*Instructions for the task*
Your answer must be a word-for-word copy of the listing below, minus its pictures.

·····

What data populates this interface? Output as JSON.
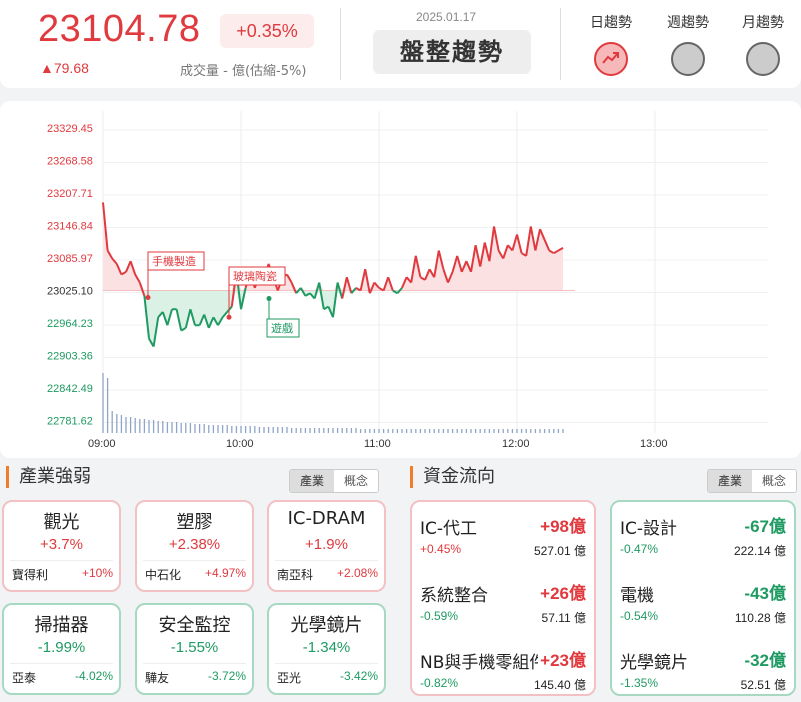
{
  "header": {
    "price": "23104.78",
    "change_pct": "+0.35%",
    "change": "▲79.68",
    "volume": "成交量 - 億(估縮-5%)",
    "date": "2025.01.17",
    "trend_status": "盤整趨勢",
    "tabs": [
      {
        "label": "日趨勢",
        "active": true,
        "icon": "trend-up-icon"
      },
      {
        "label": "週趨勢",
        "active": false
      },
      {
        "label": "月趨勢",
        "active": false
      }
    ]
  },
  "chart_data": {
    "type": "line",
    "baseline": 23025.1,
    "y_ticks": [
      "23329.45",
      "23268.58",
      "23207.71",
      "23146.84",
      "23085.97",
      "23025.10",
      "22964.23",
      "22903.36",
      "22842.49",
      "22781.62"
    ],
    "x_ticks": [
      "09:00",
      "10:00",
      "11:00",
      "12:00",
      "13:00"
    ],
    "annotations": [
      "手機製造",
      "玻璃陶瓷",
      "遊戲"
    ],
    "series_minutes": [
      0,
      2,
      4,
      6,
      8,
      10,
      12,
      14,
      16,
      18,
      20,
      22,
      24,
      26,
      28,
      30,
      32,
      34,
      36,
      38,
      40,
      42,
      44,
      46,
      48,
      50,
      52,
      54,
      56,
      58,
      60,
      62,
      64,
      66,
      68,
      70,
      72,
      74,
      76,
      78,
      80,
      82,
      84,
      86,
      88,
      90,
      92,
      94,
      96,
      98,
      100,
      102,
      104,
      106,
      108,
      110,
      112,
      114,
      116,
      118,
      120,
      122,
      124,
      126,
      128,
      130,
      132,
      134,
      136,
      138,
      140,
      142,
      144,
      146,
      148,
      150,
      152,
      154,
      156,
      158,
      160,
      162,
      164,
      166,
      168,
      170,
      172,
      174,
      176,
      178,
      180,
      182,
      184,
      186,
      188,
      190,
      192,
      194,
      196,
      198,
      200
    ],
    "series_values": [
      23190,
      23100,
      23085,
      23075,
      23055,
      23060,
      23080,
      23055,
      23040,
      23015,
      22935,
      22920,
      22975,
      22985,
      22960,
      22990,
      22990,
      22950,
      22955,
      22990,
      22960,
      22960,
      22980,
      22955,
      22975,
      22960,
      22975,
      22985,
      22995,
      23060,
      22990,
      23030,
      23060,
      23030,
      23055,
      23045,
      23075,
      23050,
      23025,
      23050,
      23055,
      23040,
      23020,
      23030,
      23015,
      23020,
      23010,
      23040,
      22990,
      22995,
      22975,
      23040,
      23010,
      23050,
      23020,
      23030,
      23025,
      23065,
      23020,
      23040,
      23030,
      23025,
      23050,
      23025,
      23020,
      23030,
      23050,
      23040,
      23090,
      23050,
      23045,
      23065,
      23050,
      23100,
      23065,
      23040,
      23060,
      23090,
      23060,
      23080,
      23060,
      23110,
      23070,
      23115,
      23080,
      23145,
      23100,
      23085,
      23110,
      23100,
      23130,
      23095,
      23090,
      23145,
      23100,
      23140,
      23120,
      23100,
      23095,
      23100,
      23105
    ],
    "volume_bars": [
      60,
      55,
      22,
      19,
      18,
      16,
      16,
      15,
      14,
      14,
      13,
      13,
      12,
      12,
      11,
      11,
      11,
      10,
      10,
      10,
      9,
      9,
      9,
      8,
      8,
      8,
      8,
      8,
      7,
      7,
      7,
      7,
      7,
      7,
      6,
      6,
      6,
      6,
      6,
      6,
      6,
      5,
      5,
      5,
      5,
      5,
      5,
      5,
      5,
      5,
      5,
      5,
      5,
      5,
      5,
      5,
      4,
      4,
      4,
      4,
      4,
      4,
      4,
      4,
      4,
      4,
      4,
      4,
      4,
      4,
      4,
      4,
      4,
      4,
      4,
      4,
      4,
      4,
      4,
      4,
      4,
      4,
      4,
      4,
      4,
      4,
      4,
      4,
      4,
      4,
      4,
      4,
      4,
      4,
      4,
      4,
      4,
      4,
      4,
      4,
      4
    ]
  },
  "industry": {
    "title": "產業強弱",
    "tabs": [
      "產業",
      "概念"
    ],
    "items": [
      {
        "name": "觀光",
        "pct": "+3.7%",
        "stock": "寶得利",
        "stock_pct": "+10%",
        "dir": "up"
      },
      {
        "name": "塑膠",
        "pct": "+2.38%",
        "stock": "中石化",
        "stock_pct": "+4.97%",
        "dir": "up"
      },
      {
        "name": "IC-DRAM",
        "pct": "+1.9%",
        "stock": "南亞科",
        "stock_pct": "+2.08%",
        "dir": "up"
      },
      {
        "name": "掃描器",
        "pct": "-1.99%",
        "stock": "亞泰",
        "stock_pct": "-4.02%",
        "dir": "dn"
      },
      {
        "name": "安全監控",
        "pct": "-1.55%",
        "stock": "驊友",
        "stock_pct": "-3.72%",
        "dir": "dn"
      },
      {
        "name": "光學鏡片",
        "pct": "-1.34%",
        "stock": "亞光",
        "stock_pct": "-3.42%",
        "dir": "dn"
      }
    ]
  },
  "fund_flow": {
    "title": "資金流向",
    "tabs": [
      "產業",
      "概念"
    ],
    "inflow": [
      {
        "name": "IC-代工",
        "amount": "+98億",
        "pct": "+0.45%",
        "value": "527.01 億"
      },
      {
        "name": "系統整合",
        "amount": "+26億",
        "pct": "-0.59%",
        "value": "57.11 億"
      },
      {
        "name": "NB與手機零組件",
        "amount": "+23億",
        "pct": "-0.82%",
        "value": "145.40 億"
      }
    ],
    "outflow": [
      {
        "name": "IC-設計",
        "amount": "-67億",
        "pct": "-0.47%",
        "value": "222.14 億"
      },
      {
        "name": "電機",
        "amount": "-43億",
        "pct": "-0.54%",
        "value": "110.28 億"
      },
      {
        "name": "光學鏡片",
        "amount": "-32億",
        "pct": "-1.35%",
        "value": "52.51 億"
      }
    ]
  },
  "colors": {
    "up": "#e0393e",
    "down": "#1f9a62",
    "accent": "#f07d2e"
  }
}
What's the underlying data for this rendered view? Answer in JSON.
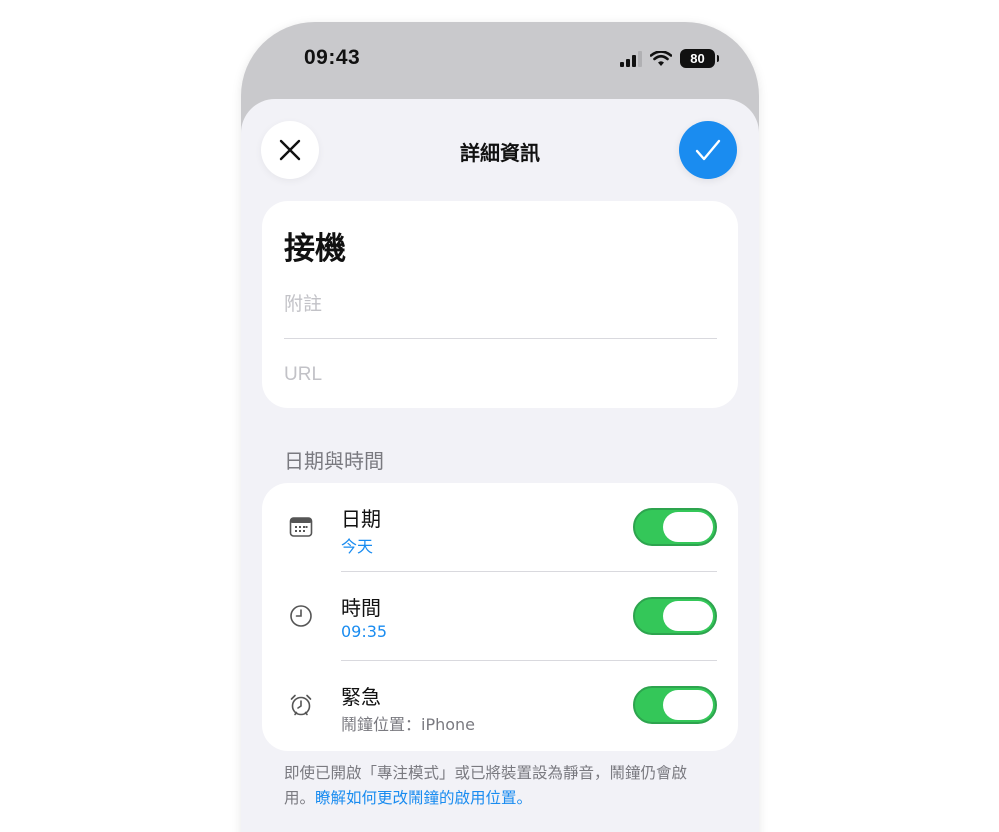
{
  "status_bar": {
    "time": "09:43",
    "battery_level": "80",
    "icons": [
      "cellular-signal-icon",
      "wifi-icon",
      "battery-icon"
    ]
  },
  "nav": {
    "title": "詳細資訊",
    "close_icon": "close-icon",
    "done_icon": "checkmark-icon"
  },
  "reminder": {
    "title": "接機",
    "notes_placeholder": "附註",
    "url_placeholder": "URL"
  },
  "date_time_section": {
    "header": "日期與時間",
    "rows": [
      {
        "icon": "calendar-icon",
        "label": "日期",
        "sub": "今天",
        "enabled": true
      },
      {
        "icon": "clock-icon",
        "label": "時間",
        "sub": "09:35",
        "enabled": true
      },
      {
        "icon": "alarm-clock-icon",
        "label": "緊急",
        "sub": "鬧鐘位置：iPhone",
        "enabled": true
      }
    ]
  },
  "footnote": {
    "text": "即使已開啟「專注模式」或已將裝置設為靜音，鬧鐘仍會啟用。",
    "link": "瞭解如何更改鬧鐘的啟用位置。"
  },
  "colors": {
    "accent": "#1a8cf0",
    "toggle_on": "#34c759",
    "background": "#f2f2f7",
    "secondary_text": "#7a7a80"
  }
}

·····

*Output*
What data populates this interface? Output as JSON.
{
  "header": {
    "price": "23104.78",
    "change_pct": "+0.35%",
    "change": "▲79.68",
    "volume": "成交量 - 億(估縮-5%)",
    "date": "2025.01.17",
    "trend_status": "盤整趨勢",
    "tabs": [
      {
        "label": "日趨勢",
        "active": true,
        "icon": "trend-up-icon"
      },
      {
        "label": "週趨勢",
        "active": false
      },
      {
        "label": "月趨勢",
        "active": false
      }
    ]
  },
  "chart_data": {
    "type": "line",
    "baseline": 23025.1,
    "y_ticks": [
      "23329.45",
      "23268.58",
      "23207.71",
      "23146.84",
      "23085.97",
      "23025.10",
      "22964.23",
      "22903.36",
      "22842.49",
      "22781.62"
    ],
    "x_ticks": [
      "09:00",
      "10:00",
      "11:00",
      "12:00",
      "13:00"
    ],
    "annotations": [
      "手機製造",
      "玻璃陶瓷",
      "遊戲"
    ],
    "series_minutes": [
      0,
      2,
      4,
      6,
      8,
      10,
      12,
      14,
      16,
      18,
      20,
      22,
      24,
      26,
      28,
      30,
      32,
      34,
      36,
      38,
      40,
      42,
      44,
      46,
      48,
      50,
      52,
      54,
      56,
      58,
      60,
      62,
      64,
      66,
      68,
      70,
      72,
      74,
      76,
      78,
      80,
      82,
      84,
      86,
      88,
      90,
      92,
      94,
      96,
      98,
      100,
      102,
      104,
      106,
      108,
      110,
      112,
      114,
      116,
      118,
      120,
      122,
      124,
      126,
      128,
      130,
      132,
      134,
      136,
      138,
      140,
      142,
      144,
      146,
      148,
      150,
      152,
      154,
      156,
      158,
      160,
      162,
      164,
      166,
      168,
      170,
      172,
      174,
      176,
      178,
      180,
      182,
      184,
      186,
      188,
      190,
      192,
      194,
      196,
      198,
      200
    ],
    "series_values": [
      23190,
      23100,
      23085,
      23075,
      23055,
      23060,
      23080,
      23055,
      23040,
      23015,
      22935,
      22920,
      22975,
      22985,
      22960,
      22990,
      22990,
      22950,
      22955,
      22990,
      22960,
      22960,
      22980,
      22955,
      22975,
      22960,
      22975,
      22985,
      22995,
      23060,
      22990,
      23030,
      23060,
      23030,
      23055,
      23045,
      23075,
      23050,
      23025,
      23050,
      23055,
      23040,
      23020,
      23030,
      23015,
      23020,
      23010,
      23040,
      22990,
      22995,
      22975,
      23040,
      23010,
      23050,
      23020,
      23030,
      23025,
      23065,
      23020,
      23040,
      23030,
      23025,
      23050,
      23025,
      23020,
      23030,
      23050,
      23040,
      23090,
      23050,
      23045,
      23065,
      23050,
      23100,
      23065,
      23040,
      23060,
      23090,
      23060,
      23080,
      23060,
      23110,
      23070,
      23115,
      23080,
      23145,
      23100,
      23085,
      23110,
      23100,
      23130,
      23095,
      23090,
      23145,
      23100,
      23140,
      23120,
      23100,
      23095,
      23100,
      23105
    ],
    "volume_bars": [
      60,
      55,
      22,
      19,
      18,
      16,
      16,
      15,
      14,
      14,
      13,
      13,
      12,
      12,
      11,
      11,
      11,
      10,
      10,
      10,
      9,
      9,
      9,
      8,
      8,
      8,
      8,
      8,
      7,
      7,
      7,
      7,
      7,
      7,
      6,
      6,
      6,
      6,
      6,
      6,
      6,
      5,
      5,
      5,
      5,
      5,
      5,
      5,
      5,
      5,
      5,
      5,
      5,
      5,
      5,
      5,
      4,
      4,
      4,
      4,
      4,
      4,
      4,
      4,
      4,
      4,
      4,
      4,
      4,
      4,
      4,
      4,
      4,
      4,
      4,
      4,
      4,
      4,
      4,
      4,
      4,
      4,
      4,
      4,
      4,
      4,
      4,
      4,
      4,
      4,
      4,
      4,
      4,
      4,
      4,
      4,
      4,
      4,
      4,
      4,
      4
    ]
  },
  "industry": {
    "title": "產業強弱",
    "tabs": [
      "產業",
      "概念"
    ],
    "items": [
      {
        "name": "觀光",
        "pct": "+3.7%",
        "stock": "寶得利",
        "stock_pct": "+10%",
        "dir": "up"
      },
      {
        "name": "塑膠",
        "pct": "+2.38%",
        "stock": "中石化",
        "stock_pct": "+4.97%",
        "dir": "up"
      },
      {
        "name": "IC-DRAM",
        "pct": "+1.9%",
        "stock": "南亞科",
        "stock_pct": "+2.08%",
        "dir": "up"
      },
      {
        "name": "掃描器",
        "pct": "-1.99%",
        "stock": "亞泰",
        "stock_pct": "-4.02%",
        "dir": "dn"
      },
      {
        "name": "安全監控",
        "pct": "-1.55%",
        "stock": "驊友",
        "stock_pct": "-3.72%",
        "dir": "dn"
      },
      {
        "name": "光學鏡片",
        "pct": "-1.34%",
        "stock": "亞光",
        "stock_pct": "-3.42%",
        "dir": "dn"
      }
    ]
  },
  "fund_flow": {
    "title": "資金流向",
    "tabs": [
      "產業",
      "概念"
    ],
    "inflow": [
      {
        "name": "IC-代工",
        "amount": "+98億",
        "pct": "+0.45%",
        "value": "527.01 億"
      },
      {
        "name": "系統整合",
        "amount": "+26億",
        "pct": "-0.59%",
        "value": "57.11 億"
      },
      {
        "name": "NB與手機零組件",
        "amount": "+23億",
        "pct": "-0.82%",
        "value": "145.40 億"
      }
    ],
    "outflow": [
      {
        "name": "IC-設計",
        "amount": "-67億",
        "pct": "-0.47%",
        "value": "222.14 億"
      },
      {
        "name": "電機",
        "amount": "-43億",
        "pct": "-0.54%",
        "value": "110.28 億"
      },
      {
        "name": "光學鏡片",
        "amount": "-32億",
        "pct": "-1.35%",
        "value": "52.51 億"
      }
    ]
  },
  "colors": {
    "up": "#e0393e",
    "down": "#1f9a62",
    "accent": "#f07d2e"
  }
}
What's the underlying data for this rendered view? Answer in JSON.
{
  "status_bar": {
    "time": "09:43",
    "battery_level": "80",
    "icons": [
      "cellular-signal-icon",
      "wifi-icon",
      "battery-icon"
    ]
  },
  "nav": {
    "title": "詳細資訊",
    "close_icon": "close-icon",
    "done_icon": "checkmark-icon"
  },
  "reminder": {
    "title": "接機",
    "notes_placeholder": "附註",
    "url_placeholder": "URL"
  },
  "date_time_section": {
    "header": "日期與時間",
    "rows": [
      {
        "icon": "calendar-icon",
        "label": "日期",
        "sub": "今天",
        "enabled": true
      },
      {
        "icon": "clock-icon",
        "label": "時間",
        "sub": "09:35",
        "enabled": true
      },
      {
        "icon": "alarm-clock-icon",
        "label": "緊急",
        "sub": "鬧鐘位置：iPhone",
        "enabled": true
      }
    ]
  },
  "footnote": {
    "text": "即使已開啟「專注模式」或已將裝置設為靜音，鬧鐘仍會啟用。",
    "link": "瞭解如何更改鬧鐘的啟用位置。"
  },
  "colors": {
    "accent": "#1a8cf0",
    "toggle_on": "#34c759",
    "background": "#f2f2f7",
    "secondary_text": "#7a7a80"
  }
}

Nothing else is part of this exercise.